Task requirements = Write out every line below with no difference at all.

Available records =
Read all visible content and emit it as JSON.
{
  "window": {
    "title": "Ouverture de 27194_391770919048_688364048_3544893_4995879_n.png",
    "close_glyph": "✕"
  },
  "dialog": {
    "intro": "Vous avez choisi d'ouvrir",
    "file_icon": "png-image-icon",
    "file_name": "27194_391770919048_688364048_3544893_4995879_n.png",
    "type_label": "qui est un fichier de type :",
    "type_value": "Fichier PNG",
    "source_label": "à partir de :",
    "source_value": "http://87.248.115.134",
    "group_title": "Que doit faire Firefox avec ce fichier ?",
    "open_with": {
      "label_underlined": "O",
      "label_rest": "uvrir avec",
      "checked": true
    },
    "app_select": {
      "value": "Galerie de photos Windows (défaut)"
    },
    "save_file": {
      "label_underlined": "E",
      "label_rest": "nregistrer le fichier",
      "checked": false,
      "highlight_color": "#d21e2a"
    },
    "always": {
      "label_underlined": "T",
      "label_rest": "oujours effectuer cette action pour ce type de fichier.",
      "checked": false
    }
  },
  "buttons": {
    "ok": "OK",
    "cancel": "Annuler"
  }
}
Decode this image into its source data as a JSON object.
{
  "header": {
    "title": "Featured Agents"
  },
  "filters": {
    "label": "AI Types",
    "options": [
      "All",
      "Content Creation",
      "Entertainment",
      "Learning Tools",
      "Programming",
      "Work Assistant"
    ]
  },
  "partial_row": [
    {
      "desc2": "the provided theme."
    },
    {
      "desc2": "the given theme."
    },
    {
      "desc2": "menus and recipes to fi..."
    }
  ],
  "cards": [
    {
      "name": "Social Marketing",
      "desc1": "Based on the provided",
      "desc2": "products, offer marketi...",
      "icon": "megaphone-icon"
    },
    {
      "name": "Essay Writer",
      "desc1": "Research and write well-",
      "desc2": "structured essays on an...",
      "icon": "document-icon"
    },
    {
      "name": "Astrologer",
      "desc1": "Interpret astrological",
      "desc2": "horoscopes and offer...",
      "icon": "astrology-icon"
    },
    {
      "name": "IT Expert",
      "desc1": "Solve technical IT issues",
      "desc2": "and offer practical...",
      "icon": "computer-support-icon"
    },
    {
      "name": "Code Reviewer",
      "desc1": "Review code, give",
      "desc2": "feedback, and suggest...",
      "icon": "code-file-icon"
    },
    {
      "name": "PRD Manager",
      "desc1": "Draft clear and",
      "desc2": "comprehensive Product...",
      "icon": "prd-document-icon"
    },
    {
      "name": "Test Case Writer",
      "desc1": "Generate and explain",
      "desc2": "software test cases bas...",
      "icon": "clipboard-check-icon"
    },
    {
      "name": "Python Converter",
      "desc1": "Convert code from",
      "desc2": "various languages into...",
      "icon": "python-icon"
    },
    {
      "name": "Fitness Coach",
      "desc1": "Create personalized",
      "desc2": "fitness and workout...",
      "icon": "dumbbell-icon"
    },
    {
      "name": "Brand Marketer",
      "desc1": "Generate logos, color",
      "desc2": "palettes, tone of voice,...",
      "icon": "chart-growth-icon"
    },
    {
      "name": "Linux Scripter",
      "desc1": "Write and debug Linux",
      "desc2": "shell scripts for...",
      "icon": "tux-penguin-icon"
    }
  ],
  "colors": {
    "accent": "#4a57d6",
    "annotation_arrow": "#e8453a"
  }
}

Result for this task =
Read all visible content and emit it as JSON.
{
  "window": {
    "title": "Ouverture de 27194_391770919048_688364048_3544893_4995879_n.png",
    "close_glyph": "✕"
  },
  "dialog": {
    "intro": "Vous avez choisi d'ouvrir",
    "file_icon": "png-image-icon",
    "file_name": "27194_391770919048_688364048_3544893_4995879_n.png",
    "type_label": "qui est un fichier de type :",
    "type_value": "Fichier PNG",
    "source_label": "à partir de :",
    "source_value": "http://87.248.115.134",
    "group_title": "Que doit faire Firefox avec ce fichier ?",
    "open_with": {
      "label_underlined": "O",
      "label_rest": "uvrir avec",
      "checked": true
    },
    "app_select": {
      "value": "Galerie de photos Windows (défaut)"
    },
    "save_file": {
      "label_underlined": "E",
      "label_rest": "nregistrer le fichier",
      "checked": false,
      "highlight_color": "#d21e2a"
    },
    "always": {
      "label_underlined": "T",
      "label_rest": "oujours effectuer cette action pour ce type de fichier.",
      "checked": false
    }
  },
  "buttons": {
    "ok": "OK",
    "cancel": "Annuler"
  }
}
Decode this image into its source data as a JSON object.
{
  "header": {
    "title": "Featured Agents"
  },
  "filters": {
    "label": "AI Types",
    "options": [
      "All",
      "Content Creation",
      "Entertainment",
      "Learning Tools",
      "Programming",
      "Work Assistant"
    ]
  },
  "partial_row": [
    {
      "desc2": "the provided theme."
    },
    {
      "desc2": "the given theme."
    },
    {
      "desc2": "menus and recipes to fi..."
    }
  ],
  "cards": [
    {
      "name": "Social Marketing",
      "desc1": "Based on the provided",
      "desc2": "products, offer marketi...",
      "icon": "megaphone-icon"
    },
    {
      "name": "Essay Writer",
      "desc1": "Research and write well-",
      "desc2": "structured essays on an...",
      "icon": "document-icon"
    },
    {
      "name": "Astrologer",
      "desc1": "Interpret astrological",
      "desc2": "horoscopes and offer...",
      "icon": "astrology-icon"
    },
    {
      "name": "IT Expert",
      "desc1": "Solve technical IT issues",
      "desc2": "and offer practical...",
      "icon": "computer-support-icon"
    },
    {
      "name": "Code Reviewer",
      "desc1": "Review code, give",
      "desc2": "feedback, and suggest...",
      "icon": "code-file-icon"
    },
    {
      "name": "PRD Manager",
      "desc1": "Draft clear and",
      "desc2": "comprehensive Product...",
      "icon": "prd-document-icon"
    },
    {
      "name": "Test Case Writer",
      "desc1": "Generate and explain",
      "desc2": "software test cases bas...",
      "icon": "clipboard-check-icon"
    },
    {
      "name": "Python Converter",
      "desc1": "Convert code from",
      "desc2": "various languages into...",
      "icon": "python-icon"
    },
    {
      "name": "Fitness Coach",
      "desc1": "Create personalized",
      "desc2": "fitness and workout...",
      "icon": "dumbbell-icon"
    },
    {
      "name": "Brand Marketer",
      "desc1": "Generate logos, color",
      "desc2": "palettes, tone of voice,...",
      "icon": "chart-growth-icon"
    },
    {
      "name": "Linux Scripter",
      "desc1": "Write and debug Linux",
      "desc2": "shell scripts for...",
      "icon": "tux-penguin-icon"
    }
  ],
  "colors": {
    "accent": "#4a57d6",
    "annotation_arrow": "#e8453a"
  }
}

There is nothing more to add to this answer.